Kathy Fagan’s long awaited second collection keeps revealing new strengths, new powers. Its words are of unsparing rigor; its intelligence and vision continually spring forward in changed ways. These are poems both revealing and resistant: deeply felt, deeply communicative, yet avoiding any easy lyricism. Again and again the reader pauses, astonished by some fresh turn of language, of insight, of terrain. Moving & ST Rage offers extraordinary pleasures, clarities, and depth.


Join me at:

Galway Moons

Galway Moons

Where there are fields by the lake
crazy men own them and won’t let
anyone buy in. If you want to partake
of Loughrea’s old stone upon stone, get
rich quick. There are no more deals.

If you can recall the street where you were born
pack the memory carefully in the fat suitcase
and take it home. Leave all scorn
right here or it will show up on your face
in Kinsella’s tonight amid the jigs and reels.

There is a hole in the ground with a poet in it
every time you turn around. The dance crowd
is waiting for you downstairs. Just a minute,
you tell them. The dearly departed are a cloud
over me, and I am lost in the house the cloud conceals.

— Terence Winch, author of This Way Out

T. S. Poetry

Poetry. Winch’s seventh collection is “imaginative, soulful, and funny…THIS WAY OUT gives us Terence Winch at the top of his game.”—Bob Hicok

“These are the poems you read to your friend at two in the morning.”—Sandra Beasley


Self-Portrait As a Slinky

Self-Portrait As a Slinky

It’s true I wanted
to be beautiful before
authentic. Say the word
exotic. Say minority—

a coiled, dark curl
a finger might wrap
itself in—the long
staircase, and I was

the momentum
of metal springs
descending down
and down—say tension.

The long staircase,
and I was a stacked series
of spheres fingertipped
again into motion—say

taut, like a child
who must please her
parents but doesn’t
know how—a curl pulled

thin—I wanted to be
a reckoning, to gather
into each day’s pale
hands—that helpless

lurching forward
in the dark—another
soaked black ringlet,
that sudden halting—

— Tarfia Faizullah, author of Seam

This poem is offered as part of our October theme: Games

T. S. Poetry

The poems in this captivating collection weave beauty with violence, the personal with the historic as they recount the harrowing experiences of the two hundred thousand female victims of rape and torture at the hands of the Pakistani army during the 1971 Liberation War. As the child of Bangladeshi immigrants, the poet in turn explores her own losses, as well as the complexities of bearing witness to the atrocities these war heroines endured.

Throughout the volume, the narrator endeavors to bridge generational and cultural gaps even as the victims recount the horror of grief and personal loss.

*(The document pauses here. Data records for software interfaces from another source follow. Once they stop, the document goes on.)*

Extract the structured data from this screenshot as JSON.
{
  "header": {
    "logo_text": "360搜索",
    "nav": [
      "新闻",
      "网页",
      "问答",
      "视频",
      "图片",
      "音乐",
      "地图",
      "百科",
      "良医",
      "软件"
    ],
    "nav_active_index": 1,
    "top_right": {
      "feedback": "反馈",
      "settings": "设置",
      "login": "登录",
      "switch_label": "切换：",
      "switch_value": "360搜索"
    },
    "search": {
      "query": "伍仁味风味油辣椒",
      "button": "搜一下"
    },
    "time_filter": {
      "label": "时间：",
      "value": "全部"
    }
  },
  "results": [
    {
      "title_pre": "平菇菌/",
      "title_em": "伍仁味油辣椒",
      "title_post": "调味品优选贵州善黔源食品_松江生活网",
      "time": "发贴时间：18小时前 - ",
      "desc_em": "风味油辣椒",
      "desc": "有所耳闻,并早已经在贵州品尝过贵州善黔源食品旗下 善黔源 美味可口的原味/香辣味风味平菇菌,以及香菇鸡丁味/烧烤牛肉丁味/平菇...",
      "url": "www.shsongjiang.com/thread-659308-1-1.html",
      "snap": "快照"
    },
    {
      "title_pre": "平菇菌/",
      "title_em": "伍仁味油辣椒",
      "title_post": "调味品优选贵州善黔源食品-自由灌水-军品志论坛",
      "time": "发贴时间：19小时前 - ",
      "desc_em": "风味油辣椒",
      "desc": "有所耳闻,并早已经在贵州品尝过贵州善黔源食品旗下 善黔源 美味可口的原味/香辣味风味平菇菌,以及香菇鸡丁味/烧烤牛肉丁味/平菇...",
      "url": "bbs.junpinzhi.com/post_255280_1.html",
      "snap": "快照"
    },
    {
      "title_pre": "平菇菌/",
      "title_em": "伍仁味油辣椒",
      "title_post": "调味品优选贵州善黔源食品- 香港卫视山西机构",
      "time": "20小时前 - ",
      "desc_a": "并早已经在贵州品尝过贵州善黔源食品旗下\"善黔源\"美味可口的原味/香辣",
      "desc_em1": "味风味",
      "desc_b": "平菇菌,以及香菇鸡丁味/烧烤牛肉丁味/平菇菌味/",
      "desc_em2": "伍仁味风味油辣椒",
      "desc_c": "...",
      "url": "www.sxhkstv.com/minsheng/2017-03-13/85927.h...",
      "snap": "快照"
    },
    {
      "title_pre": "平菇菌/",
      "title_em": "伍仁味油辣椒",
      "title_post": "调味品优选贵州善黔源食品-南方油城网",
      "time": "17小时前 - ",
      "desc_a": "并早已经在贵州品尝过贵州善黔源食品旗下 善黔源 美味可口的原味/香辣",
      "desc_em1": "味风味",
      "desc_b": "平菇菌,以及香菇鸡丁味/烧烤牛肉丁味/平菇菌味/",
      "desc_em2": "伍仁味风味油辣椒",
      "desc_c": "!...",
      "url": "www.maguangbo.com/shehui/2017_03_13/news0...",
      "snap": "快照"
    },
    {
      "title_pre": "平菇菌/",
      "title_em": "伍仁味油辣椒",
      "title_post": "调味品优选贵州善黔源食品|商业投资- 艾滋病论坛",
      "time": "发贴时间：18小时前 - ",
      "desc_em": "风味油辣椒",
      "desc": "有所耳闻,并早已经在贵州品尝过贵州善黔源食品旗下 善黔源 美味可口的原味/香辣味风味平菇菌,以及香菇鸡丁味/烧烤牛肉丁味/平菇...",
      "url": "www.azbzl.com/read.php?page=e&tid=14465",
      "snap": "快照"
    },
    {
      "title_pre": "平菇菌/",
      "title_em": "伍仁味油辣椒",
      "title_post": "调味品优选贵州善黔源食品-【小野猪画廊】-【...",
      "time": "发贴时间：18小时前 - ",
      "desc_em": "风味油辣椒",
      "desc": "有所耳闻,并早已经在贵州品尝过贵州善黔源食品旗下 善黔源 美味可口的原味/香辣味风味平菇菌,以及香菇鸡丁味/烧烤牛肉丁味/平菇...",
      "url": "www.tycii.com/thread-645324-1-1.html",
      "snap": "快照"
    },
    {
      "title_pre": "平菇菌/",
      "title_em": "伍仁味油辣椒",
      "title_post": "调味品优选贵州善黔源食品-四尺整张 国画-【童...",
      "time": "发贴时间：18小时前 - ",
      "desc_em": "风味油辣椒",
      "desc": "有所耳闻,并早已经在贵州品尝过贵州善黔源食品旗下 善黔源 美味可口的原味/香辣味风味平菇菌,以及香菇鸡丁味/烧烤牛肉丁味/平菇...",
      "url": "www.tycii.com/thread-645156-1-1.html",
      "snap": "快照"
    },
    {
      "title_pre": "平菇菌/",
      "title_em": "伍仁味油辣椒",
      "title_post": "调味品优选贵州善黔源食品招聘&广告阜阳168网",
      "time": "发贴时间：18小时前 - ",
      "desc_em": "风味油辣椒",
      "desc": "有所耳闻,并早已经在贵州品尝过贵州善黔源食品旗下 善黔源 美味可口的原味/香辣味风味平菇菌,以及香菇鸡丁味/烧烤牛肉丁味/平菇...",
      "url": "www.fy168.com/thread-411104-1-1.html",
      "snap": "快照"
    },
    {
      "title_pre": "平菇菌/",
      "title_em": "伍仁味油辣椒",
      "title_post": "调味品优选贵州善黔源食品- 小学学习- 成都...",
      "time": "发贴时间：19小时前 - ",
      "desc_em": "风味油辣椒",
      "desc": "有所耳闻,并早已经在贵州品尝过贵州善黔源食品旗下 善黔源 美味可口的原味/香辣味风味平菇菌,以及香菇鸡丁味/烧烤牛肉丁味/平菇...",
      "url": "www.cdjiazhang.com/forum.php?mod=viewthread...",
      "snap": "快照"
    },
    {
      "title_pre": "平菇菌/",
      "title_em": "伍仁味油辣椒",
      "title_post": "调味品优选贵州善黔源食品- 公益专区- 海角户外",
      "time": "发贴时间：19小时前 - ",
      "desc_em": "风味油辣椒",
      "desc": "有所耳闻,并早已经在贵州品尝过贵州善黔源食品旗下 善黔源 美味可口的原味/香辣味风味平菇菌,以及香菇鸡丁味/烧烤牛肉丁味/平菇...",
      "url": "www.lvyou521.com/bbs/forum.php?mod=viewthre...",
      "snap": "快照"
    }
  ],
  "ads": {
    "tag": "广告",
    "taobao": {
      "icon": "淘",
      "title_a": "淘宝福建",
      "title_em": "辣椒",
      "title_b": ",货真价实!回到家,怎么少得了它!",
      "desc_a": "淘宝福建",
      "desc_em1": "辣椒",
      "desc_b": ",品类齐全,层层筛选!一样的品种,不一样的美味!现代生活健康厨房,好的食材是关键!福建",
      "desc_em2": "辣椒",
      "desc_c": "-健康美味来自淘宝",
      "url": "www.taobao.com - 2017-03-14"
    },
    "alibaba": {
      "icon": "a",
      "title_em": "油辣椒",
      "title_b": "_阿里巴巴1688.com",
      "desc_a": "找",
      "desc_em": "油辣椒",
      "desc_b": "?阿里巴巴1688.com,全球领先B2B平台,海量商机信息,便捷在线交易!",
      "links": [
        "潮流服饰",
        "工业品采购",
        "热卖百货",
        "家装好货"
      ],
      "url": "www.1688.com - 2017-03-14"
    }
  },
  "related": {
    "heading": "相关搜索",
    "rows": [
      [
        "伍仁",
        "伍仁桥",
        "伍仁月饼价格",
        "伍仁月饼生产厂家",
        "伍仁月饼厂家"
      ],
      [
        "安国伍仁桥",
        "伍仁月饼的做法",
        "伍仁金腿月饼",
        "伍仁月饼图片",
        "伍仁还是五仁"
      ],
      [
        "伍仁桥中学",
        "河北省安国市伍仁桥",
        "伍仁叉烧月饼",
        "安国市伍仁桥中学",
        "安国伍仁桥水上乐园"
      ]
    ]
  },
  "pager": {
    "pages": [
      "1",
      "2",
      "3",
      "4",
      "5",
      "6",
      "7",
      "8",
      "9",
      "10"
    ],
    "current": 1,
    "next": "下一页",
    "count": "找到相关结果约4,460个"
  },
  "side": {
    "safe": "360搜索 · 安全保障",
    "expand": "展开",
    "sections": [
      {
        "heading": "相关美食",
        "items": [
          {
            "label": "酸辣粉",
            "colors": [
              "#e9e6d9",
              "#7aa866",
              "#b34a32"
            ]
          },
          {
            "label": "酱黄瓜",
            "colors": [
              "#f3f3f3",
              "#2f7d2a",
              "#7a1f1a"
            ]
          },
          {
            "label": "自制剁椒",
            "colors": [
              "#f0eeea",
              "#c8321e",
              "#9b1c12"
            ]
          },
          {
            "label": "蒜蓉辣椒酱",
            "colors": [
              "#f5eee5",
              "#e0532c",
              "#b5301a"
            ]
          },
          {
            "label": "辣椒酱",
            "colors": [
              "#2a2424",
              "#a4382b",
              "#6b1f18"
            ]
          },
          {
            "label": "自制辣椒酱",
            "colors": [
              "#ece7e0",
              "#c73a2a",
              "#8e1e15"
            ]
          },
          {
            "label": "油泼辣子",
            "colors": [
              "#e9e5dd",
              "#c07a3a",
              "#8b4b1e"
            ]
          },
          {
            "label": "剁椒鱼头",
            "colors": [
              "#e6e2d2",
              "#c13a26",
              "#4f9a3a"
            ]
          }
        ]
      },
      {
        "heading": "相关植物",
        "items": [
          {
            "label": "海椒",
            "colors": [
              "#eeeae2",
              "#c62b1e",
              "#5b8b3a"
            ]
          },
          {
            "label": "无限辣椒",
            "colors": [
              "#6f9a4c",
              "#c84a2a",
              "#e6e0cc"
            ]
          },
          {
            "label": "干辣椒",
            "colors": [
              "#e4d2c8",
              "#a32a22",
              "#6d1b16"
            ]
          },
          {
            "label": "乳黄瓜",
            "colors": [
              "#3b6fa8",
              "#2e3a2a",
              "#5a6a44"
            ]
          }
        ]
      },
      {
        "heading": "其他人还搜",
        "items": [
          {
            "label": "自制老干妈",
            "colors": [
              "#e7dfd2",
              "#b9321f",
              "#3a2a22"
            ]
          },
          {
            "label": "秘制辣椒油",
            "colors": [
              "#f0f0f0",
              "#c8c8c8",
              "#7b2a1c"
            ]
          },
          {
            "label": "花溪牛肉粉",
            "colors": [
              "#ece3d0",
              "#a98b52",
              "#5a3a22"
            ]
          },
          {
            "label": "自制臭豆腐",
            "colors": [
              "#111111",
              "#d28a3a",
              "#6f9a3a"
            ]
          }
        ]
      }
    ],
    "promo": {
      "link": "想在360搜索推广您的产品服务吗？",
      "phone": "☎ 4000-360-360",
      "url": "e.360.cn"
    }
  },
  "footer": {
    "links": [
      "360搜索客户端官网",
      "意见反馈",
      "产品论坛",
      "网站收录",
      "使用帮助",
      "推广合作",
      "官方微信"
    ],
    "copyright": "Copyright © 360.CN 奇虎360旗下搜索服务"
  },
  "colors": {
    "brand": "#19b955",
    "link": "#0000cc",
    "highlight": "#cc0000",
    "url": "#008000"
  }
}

As we read, we discover the profound yet fragile seam that unites the fields, rivers, and prisons of the 1971 war with the poet’s modern-day hotel, or the tragic death of a loved one with the holocaust of a nation.

Moving from West Texas to Dubai, from Virginia to remote villages in Bangladesh and back again, the narrator calls on the legacies of Willa Cather, César Vallejo, Tomas Tranströmer, and Paul Celan to give voice to the voiceless. Fierce yet loving, devastating and magical at once, Seam is a testament to the lingering potency of memory and the bravery of a nation’s victims.

Winner, Great Lakes Colleges Association New Writers Award, 2014

Winner, Binghamton University Milt Kessler Poetry Book Award, 2015



%d bloggers like this: